Aramaic Jews?
While there may not be Aramaic Jews, it is good to remember the contribution that the Aramaic language has made - such as Bar Mitzvah.
Robert Wismer
August 18, 2015
Shabbos Greetings
In the very orthodox hasidic circles, one often shortens the greeting to simply "Shabbos", upon meeting and when departing from one's fellow. I guess that's because the word itself encapsulates several concepts, including peace, joy, rest, holiness, unity, olam haba etc. I guess because it's so heilig and derhoyben, it doesn't technically require any additional modifiers to enhance its meaning.
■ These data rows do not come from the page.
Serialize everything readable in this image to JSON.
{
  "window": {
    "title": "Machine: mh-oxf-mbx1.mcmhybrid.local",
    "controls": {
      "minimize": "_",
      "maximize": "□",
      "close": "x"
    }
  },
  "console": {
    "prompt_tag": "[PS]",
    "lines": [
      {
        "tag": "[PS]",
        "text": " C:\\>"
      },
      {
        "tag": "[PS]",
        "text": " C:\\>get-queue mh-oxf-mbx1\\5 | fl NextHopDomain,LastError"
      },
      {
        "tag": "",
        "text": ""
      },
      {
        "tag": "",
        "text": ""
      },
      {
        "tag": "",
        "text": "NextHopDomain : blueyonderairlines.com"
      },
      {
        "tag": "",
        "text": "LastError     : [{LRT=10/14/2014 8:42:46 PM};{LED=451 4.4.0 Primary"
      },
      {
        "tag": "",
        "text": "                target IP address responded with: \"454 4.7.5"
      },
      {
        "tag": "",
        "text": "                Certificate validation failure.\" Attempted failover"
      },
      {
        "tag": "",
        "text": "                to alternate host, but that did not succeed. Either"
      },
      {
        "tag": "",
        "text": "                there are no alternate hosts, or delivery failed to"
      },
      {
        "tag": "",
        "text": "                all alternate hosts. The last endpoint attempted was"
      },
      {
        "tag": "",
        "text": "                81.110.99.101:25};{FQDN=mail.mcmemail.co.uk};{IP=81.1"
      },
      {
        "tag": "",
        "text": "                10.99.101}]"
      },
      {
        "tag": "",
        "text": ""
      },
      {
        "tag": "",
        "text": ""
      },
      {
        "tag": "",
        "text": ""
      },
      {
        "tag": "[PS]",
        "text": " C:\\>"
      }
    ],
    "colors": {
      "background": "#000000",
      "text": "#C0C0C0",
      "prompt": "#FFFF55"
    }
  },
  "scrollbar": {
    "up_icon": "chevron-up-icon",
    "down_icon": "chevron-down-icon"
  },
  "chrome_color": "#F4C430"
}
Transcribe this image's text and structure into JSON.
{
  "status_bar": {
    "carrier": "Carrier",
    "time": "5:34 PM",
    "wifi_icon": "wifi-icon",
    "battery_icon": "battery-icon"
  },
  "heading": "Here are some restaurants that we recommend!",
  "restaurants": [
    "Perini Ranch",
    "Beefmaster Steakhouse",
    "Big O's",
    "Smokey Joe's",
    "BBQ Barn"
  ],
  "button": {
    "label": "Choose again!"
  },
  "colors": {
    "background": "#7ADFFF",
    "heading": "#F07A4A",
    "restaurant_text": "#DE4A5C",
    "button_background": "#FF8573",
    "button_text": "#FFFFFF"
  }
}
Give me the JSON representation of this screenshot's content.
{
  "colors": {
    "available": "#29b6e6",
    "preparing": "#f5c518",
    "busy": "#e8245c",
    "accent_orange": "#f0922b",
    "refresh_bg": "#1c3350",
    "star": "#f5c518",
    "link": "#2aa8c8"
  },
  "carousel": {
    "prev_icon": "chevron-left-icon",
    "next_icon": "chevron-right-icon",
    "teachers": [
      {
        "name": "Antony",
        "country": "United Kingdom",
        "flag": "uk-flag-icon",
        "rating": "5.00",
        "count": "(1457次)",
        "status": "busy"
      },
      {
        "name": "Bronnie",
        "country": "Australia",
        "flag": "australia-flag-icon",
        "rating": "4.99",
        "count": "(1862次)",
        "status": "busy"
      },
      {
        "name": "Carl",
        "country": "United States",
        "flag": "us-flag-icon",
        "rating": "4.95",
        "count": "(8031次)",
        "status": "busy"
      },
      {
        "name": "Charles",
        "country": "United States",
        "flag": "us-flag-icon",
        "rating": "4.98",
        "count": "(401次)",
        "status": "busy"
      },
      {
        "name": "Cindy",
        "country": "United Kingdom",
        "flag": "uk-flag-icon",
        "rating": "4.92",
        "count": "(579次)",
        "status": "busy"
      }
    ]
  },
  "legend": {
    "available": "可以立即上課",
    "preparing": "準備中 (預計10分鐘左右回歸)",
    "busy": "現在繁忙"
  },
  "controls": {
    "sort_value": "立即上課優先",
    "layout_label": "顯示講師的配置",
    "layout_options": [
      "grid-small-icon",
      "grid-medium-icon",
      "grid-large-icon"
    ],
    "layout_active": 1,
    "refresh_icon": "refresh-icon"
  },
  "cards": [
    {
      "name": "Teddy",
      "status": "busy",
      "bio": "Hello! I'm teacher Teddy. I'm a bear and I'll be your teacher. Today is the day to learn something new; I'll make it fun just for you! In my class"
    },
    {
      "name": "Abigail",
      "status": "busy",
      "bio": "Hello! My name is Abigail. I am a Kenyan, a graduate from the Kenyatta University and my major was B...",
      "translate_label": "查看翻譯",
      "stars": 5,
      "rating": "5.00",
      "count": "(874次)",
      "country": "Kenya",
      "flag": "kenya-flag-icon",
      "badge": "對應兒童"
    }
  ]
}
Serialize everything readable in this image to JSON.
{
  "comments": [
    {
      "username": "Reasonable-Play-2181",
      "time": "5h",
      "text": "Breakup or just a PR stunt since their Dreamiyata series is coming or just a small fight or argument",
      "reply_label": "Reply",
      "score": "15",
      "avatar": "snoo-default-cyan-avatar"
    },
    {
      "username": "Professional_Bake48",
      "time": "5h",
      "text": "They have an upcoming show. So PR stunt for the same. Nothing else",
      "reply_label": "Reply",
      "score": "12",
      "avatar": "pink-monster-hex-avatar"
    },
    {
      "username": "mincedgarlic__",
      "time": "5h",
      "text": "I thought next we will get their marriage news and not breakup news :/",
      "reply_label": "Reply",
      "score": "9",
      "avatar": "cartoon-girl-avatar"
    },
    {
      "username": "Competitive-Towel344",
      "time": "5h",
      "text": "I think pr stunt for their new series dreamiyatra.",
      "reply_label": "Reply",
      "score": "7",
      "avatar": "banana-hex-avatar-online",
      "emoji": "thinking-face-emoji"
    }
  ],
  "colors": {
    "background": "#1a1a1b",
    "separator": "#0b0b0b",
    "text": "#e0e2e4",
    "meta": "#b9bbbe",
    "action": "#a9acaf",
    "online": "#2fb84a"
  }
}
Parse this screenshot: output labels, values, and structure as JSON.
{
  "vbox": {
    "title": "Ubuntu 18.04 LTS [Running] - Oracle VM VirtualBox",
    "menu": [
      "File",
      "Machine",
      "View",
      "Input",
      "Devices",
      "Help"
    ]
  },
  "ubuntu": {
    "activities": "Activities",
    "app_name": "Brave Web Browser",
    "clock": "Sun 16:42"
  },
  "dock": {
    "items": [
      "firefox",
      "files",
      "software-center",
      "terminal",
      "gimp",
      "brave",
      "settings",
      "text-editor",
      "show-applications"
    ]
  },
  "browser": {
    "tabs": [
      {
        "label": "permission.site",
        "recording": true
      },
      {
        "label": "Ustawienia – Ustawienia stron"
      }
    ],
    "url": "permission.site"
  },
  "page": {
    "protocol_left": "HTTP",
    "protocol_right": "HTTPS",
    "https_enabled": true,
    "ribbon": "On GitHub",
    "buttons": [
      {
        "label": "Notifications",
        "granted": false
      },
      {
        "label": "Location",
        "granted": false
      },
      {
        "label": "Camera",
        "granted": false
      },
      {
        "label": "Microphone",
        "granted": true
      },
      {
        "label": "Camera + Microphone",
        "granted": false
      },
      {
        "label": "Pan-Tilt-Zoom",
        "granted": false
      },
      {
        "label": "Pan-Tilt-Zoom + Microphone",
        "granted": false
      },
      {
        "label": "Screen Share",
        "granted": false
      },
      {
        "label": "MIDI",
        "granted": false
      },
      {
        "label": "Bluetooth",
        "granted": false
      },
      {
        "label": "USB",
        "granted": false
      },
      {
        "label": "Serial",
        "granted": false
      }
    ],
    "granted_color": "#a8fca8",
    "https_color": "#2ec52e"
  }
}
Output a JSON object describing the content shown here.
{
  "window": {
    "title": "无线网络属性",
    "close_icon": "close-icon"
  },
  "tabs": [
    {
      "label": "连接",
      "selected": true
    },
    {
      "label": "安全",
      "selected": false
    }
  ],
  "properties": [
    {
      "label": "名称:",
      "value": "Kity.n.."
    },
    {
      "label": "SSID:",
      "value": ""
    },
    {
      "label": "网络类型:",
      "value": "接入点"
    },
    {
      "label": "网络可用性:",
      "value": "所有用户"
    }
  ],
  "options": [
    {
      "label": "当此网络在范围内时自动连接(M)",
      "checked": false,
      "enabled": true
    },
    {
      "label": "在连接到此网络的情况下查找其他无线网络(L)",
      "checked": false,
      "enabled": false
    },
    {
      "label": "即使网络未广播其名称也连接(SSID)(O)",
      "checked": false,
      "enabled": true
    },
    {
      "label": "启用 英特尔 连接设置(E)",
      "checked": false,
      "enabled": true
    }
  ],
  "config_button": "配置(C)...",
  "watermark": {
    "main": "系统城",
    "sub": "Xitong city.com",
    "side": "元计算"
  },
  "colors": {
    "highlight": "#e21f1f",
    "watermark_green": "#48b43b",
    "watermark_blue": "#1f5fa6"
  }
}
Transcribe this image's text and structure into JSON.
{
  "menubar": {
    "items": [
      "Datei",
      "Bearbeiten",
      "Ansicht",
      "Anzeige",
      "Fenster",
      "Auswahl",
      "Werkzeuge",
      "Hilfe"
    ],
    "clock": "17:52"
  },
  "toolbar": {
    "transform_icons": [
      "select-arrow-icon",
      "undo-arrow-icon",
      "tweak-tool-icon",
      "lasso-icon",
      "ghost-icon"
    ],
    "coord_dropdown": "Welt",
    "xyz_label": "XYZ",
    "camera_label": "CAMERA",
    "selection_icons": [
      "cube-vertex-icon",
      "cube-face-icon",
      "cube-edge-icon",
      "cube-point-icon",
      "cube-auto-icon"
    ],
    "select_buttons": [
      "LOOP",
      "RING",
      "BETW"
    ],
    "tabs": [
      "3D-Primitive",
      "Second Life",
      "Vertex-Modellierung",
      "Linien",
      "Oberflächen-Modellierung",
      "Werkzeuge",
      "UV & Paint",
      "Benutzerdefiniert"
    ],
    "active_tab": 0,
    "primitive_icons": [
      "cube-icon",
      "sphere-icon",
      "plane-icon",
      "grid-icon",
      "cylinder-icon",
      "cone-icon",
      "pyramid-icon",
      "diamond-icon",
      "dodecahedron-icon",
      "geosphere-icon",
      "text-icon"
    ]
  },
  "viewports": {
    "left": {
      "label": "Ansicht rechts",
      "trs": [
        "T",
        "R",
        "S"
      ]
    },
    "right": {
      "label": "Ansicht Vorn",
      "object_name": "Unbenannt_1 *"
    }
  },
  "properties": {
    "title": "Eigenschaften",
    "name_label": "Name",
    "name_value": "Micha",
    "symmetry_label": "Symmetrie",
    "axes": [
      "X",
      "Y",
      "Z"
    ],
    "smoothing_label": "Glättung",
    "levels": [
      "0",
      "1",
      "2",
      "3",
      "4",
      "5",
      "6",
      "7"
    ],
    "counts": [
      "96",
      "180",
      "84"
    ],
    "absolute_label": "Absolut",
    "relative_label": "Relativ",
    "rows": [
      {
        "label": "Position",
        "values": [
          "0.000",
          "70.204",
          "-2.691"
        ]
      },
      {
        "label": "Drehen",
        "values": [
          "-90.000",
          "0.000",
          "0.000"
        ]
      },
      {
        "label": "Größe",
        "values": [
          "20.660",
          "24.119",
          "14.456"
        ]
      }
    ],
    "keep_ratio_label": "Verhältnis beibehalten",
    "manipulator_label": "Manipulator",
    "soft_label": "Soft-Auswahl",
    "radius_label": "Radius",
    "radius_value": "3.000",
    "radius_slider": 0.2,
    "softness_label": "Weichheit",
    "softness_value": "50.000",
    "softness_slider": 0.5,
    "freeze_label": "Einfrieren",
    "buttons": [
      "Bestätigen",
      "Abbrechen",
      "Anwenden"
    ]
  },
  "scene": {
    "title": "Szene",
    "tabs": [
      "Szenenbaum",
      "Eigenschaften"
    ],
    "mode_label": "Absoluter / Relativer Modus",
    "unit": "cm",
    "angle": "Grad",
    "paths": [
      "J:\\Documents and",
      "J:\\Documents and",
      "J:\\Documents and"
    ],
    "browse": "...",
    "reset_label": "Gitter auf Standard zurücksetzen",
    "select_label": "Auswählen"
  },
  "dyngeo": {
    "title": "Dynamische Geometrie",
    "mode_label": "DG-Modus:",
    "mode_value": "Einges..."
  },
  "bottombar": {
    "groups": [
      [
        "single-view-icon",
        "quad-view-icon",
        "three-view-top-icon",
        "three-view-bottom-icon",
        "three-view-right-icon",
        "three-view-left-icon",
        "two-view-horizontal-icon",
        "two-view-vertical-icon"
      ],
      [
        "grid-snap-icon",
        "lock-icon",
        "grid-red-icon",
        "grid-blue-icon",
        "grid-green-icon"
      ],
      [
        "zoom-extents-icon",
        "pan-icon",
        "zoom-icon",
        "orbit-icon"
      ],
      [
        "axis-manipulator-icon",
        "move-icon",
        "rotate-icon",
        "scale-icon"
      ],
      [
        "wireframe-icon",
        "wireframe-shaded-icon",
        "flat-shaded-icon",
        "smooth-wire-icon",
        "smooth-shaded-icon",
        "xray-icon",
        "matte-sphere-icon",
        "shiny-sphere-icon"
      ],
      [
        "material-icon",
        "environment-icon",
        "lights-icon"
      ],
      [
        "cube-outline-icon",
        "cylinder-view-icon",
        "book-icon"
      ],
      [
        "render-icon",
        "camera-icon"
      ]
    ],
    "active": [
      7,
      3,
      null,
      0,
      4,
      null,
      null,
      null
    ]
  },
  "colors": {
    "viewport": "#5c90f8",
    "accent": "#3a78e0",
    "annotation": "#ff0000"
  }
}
Just a thought...

Do you think it's an inyan to say, "Gut Shabbos" to Hashem, either as a meditation or perhaps even vocally? I mean, after all, Who more than Hashem understands, appreciates and sanctifies the Shabbos? Just another thought...
Adiv Abramson